TASK GOAL:
Every line of the material must be given again verbatim. Skip the images.
......
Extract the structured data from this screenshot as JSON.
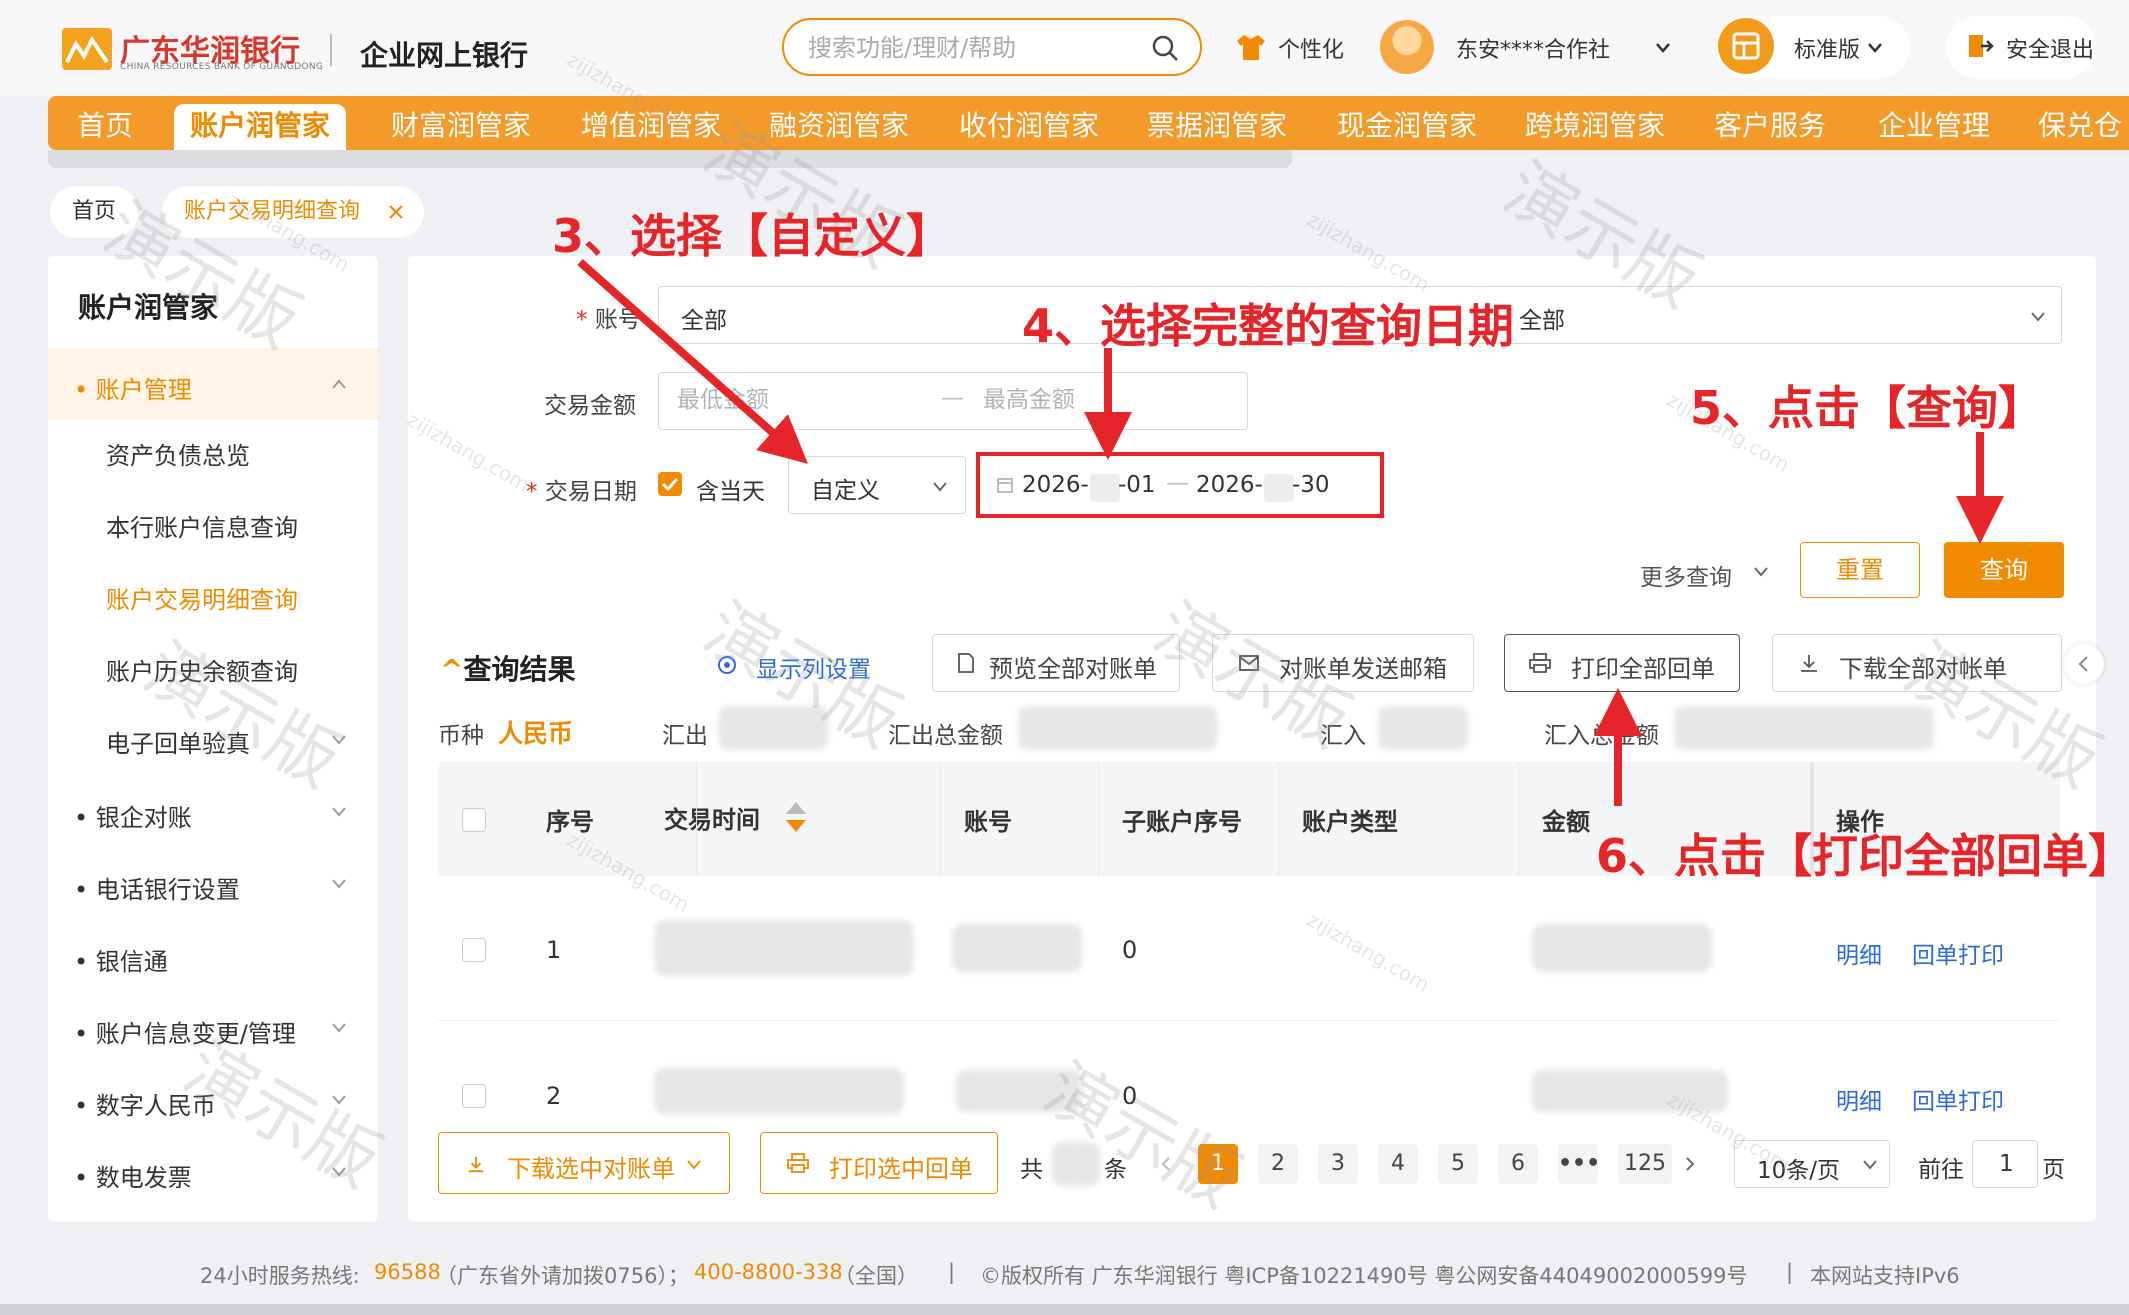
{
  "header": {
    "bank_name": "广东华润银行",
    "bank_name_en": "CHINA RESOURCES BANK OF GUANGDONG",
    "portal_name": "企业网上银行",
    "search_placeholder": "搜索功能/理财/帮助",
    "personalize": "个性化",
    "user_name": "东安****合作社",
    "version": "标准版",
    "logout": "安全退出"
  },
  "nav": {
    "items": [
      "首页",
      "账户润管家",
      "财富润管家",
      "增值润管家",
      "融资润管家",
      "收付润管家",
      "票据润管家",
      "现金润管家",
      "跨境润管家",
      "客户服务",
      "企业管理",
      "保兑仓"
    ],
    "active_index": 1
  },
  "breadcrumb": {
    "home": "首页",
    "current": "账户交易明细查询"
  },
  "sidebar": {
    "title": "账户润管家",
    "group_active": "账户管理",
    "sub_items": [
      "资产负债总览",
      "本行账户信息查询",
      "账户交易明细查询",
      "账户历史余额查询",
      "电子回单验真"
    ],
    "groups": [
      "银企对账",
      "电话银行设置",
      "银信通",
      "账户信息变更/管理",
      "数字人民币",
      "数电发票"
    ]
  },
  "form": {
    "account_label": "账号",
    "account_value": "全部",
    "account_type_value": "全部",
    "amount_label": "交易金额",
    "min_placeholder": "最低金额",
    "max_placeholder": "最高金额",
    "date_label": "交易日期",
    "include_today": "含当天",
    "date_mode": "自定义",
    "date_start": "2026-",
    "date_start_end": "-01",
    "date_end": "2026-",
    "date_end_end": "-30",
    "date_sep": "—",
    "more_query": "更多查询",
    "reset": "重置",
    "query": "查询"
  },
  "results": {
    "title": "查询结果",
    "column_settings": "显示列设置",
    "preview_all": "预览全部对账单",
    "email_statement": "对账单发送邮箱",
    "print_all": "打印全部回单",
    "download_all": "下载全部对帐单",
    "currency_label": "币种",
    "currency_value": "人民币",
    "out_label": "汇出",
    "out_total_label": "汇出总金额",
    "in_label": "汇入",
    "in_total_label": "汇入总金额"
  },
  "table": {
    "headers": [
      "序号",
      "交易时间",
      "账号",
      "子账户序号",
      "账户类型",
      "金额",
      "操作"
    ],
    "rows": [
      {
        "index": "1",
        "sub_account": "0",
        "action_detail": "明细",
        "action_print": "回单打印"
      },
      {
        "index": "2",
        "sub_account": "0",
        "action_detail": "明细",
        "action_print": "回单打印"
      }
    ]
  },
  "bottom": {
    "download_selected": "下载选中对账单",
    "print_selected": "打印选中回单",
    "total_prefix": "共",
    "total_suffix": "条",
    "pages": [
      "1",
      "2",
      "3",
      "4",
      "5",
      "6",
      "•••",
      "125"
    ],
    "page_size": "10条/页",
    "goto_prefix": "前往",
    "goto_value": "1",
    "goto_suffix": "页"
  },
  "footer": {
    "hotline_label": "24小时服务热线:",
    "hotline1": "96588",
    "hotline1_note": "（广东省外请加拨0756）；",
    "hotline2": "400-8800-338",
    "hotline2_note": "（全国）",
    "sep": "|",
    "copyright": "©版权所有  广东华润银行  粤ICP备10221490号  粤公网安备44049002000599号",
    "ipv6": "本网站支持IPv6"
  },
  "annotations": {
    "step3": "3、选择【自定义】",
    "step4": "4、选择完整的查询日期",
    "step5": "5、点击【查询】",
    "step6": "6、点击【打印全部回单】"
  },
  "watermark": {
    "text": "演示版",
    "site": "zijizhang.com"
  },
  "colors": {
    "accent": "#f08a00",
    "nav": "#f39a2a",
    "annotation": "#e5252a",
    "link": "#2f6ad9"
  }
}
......
EXERCISE SOLUTION:
Extract the structured data from this screenshot as JSON.
{
  "header": {
    "bank_name": "广东华润银行",
    "bank_name_en": "CHINA RESOURCES BANK OF GUANGDONG",
    "portal_name": "企业网上银行",
    "search_placeholder": "搜索功能/理财/帮助",
    "personalize": "个性化",
    "user_name": "东安****合作社",
    "version": "标准版",
    "logout": "安全退出"
  },
  "nav": {
    "items": [
      "首页",
      "账户润管家",
      "财富润管家",
      "增值润管家",
      "融资润管家",
      "收付润管家",
      "票据润管家",
      "现金润管家",
      "跨境润管家",
      "客户服务",
      "企业管理",
      "保兑仓"
    ],
    "active_index": 1
  },
  "breadcrumb": {
    "home": "首页",
    "current": "账户交易明细查询"
  },
  "sidebar": {
    "title": "账户润管家",
    "group_active": "账户管理",
    "sub_items": [
      "资产负债总览",
      "本行账户信息查询",
      "账户交易明细查询",
      "账户历史余额查询",
      "电子回单验真"
    ],
    "groups": [
      "银企对账",
      "电话银行设置",
      "银信通",
      "账户信息变更/管理",
      "数字人民币",
      "数电发票"
    ]
  },
  "form": {
    "account_label": "账号",
    "account_value": "全部",
    "account_type_value": "全部",
    "amount_label": "交易金额",
    "min_placeholder": "最低金额",
    "max_placeholder": "最高金额",
    "date_label": "交易日期",
    "include_today": "含当天",
    "date_mode": "自定义",
    "date_start": "2026-",
    "date_start_end": "-01",
    "date_end": "2026-",
    "date_end_end": "-30",
    "date_sep": "—",
    "more_query": "更多查询",
    "reset": "重置",
    "query": "查询"
  },
  "results": {
    "title": "查询结果",
    "column_settings": "显示列设置",
    "preview_all": "预览全部对账单",
    "email_statement": "对账单发送邮箱",
    "print_all": "打印全部回单",
    "download_all": "下载全部对帐单",
    "currency_label": "币种",
    "currency_value": "人民币",
    "out_label": "汇出",
    "out_total_label": "汇出总金额",
    "in_label": "汇入",
    "in_total_label": "汇入总金额"
  },
  "table": {
    "headers": [
      "序号",
      "交易时间",
      "账号",
      "子账户序号",
      "账户类型",
      "金额",
      "操作"
    ],
    "rows": [
      {
        "index": "1",
        "sub_account": "0",
        "action_detail": "明细",
        "action_print": "回单打印"
      },
      {
        "index": "2",
        "sub_account": "0",
        "action_detail": "明细",
        "action_print": "回单打印"
      }
    ]
  },
  "bottom": {
    "download_selected": "下载选中对账单",
    "print_selected": "打印选中回单",
    "total_prefix": "共",
    "total_suffix": "条",
    "pages": [
      "1",
      "2",
      "3",
      "4",
      "5",
      "6",
      "•••",
      "125"
    ],
    "page_size": "10条/页",
    "goto_prefix": "前往",
    "goto_value": "1",
    "goto_suffix": "页"
  },
  "footer": {
    "hotline_label": "24小时服务热线:",
    "hotline1": "96588",
    "hotline1_note": "（广东省外请加拨0756）；",
    "hotline2": "400-8800-338",
    "hotline2_note": "（全国）",
    "sep": "|",
    "copyright": "©版权所有  广东华润银行  粤ICP备10221490号  粤公网安备44049002000599号",
    "ipv6": "本网站支持IPv6"
  },
  "annotations": {
    "step3": "3、选择【自定义】",
    "step4": "4、选择完整的查询日期",
    "step5": "5、点击【查询】",
    "step6": "6、点击【打印全部回单】"
  },
  "watermark": {
    "text": "演示版",
    "site": "zijizhang.com"
  },
  "colors": {
    "accent": "#f08a00",
    "nav": "#f39a2a",
    "annotation": "#e5252a",
    "link": "#2f6ad9"
  }
}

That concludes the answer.